___ Data records ___
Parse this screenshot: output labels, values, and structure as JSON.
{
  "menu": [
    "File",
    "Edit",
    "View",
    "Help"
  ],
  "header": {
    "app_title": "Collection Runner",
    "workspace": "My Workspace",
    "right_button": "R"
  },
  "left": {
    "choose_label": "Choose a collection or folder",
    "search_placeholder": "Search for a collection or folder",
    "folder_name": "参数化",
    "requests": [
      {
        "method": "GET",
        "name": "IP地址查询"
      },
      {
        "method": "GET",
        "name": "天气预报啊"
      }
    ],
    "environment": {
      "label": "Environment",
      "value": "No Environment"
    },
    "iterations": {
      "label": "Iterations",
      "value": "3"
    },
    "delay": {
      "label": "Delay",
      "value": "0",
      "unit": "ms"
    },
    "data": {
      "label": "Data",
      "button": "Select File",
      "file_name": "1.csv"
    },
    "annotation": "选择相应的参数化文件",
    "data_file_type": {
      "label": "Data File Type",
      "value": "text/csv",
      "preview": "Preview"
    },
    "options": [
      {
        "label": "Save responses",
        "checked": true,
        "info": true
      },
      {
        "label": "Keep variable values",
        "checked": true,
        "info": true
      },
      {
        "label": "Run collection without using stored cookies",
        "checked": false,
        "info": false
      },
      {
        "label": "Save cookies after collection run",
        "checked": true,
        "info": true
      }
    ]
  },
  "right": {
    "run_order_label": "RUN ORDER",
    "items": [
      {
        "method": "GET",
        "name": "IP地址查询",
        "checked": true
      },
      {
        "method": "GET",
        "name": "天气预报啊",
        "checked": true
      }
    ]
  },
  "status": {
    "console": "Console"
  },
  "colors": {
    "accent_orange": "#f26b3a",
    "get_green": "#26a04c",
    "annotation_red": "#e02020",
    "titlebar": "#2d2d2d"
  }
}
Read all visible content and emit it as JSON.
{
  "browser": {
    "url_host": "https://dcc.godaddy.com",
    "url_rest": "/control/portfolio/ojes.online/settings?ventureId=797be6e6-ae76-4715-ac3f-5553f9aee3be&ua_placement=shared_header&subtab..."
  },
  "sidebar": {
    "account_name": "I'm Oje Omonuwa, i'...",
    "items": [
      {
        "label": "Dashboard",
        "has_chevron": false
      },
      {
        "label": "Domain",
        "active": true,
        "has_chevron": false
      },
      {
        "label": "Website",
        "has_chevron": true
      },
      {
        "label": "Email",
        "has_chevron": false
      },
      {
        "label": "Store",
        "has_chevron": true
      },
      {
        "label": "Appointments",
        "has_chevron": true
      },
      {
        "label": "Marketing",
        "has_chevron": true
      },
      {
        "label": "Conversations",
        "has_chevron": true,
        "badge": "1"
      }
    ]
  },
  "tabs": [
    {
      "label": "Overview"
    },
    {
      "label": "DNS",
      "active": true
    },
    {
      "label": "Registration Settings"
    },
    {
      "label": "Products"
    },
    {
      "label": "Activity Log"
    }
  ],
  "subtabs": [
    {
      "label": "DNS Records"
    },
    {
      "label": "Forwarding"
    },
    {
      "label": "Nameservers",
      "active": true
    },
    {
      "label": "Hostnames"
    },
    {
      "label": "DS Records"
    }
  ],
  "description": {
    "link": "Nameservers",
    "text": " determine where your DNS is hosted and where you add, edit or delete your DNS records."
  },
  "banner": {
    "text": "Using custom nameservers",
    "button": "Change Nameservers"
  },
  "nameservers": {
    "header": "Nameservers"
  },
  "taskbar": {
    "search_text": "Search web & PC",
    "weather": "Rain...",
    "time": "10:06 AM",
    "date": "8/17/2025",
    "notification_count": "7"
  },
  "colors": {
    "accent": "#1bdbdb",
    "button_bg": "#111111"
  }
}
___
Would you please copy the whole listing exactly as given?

Parse this screenshot: output labels, values, and structure as JSON.
{
  "menu": [
    "File",
    "Edit",
    "View",
    "Help"
  ],
  "header": {
    "app_title": "Collection Runner",
    "workspace": "My Workspace",
    "right_button": "R"
  },
  "left": {
    "choose_label": "Choose a collection or folder",
    "search_placeholder": "Search for a collection or folder",
    "folder_name": "参数化",
    "requests": [
      {
        "method": "GET",
        "name": "IP地址查询"
      },
      {
        "method": "GET",
        "name": "天气预报啊"
      }
    ],
    "environment": {
      "label": "Environment",
      "value": "No Environment"
    },
    "iterations": {
      "label": "Iterations",
      "value": "3"
    },
    "delay": {
      "label": "Delay",
      "value": "0",
      "unit": "ms"
    },
    "data": {
      "label": "Data",
      "button": "Select File",
      "file_name": "1.csv"
    },
    "annotation": "选择相应的参数化文件",
    "data_file_type": {
      "label": "Data File Type",
      "value": "text/csv",
      "preview": "Preview"
    },
    "options": [
      {
        "label": "Save responses",
        "checked": true,
        "info": true
      },
      {
        "label": "Keep variable values",
        "checked": true,
        "info": true
      },
      {
        "label": "Run collection without using stored cookies",
        "checked": false,
        "info": false
      },
      {
        "label": "Save cookies after collection run",
        "checked": true,
        "info": true
      }
    ]
  },
  "right": {
    "run_order_label": "RUN ORDER",
    "items": [
      {
        "method": "GET",
        "name": "IP地址查询",
        "checked": true
      },
      {
        "method": "GET",
        "name": "天气预报啊",
        "checked": true
      }
    ]
  },
  "status": {
    "console": "Console"
  },
  "colors": {
    "accent_orange": "#f26b3a",
    "get_green": "#26a04c",
    "annotation_red": "#e02020",
    "titlebar": "#2d2d2d"
  }
}
Read all visible content and emit it as JSON.
{
  "browser": {
    "url_host": "https://dcc.godaddy.com",
    "url_rest": "/control/portfolio/ojes.online/settings?ventureId=797be6e6-ae76-4715-ac3f-5553f9aee3be&ua_placement=shared_header&subtab..."
  },
  "sidebar": {
    "account_name": "I'm Oje Omonuwa, i'...",
    "items": [
      {
        "label": "Dashboard",
        "has_chevron": false
      },
      {
        "label": "Domain",
        "active": true,
        "has_chevron": false
      },
      {
        "label": "Website",
        "has_chevron": true
      },
      {
        "label": "Email",
        "has_chevron": false
      },
      {
        "label": "Store",
        "has_chevron": true
      },
      {
        "label": "Appointments",
        "has_chevron": true
      },
      {
        "label": "Marketing",
        "has_chevron": true
      },
      {
        "label": "Conversations",
        "has_chevron": true,
        "badge": "1"
      }
    ]
  },
  "tabs": [
    {
      "label": "Overview"
    },
    {
      "label": "DNS",
      "active": true
    },
    {
      "label": "Registration Settings"
    },
    {
      "label": "Products"
    },
    {
      "label": "Activity Log"
    }
  ],
  "subtabs": [
    {
      "label": "DNS Records"
    },
    {
      "label": "Forwarding"
    },
    {
      "label": "Nameservers",
      "active": true
    },
    {
      "label": "Hostnames"
    },
    {
      "label": "DS Records"
    }
  ],
  "description": {
    "link": "Nameservers",
    "text": " determine where your DNS is hosted and where you add, edit or delete your DNS records."
  },
  "banner": {
    "text": "Using custom nameservers",
    "button": "Change Nameservers"
  },
  "nameservers": {
    "header": "Nameservers"
  },
  "taskbar": {
    "search_text": "Search web & PC",
    "weather": "Rain...",
    "time": "10:06 AM",
    "date": "8/17/2025",
    "notification_count": "7"
  },
  "colors": {
    "accent": "#1bdbdb",
    "button_bg": "#111111"
  }
}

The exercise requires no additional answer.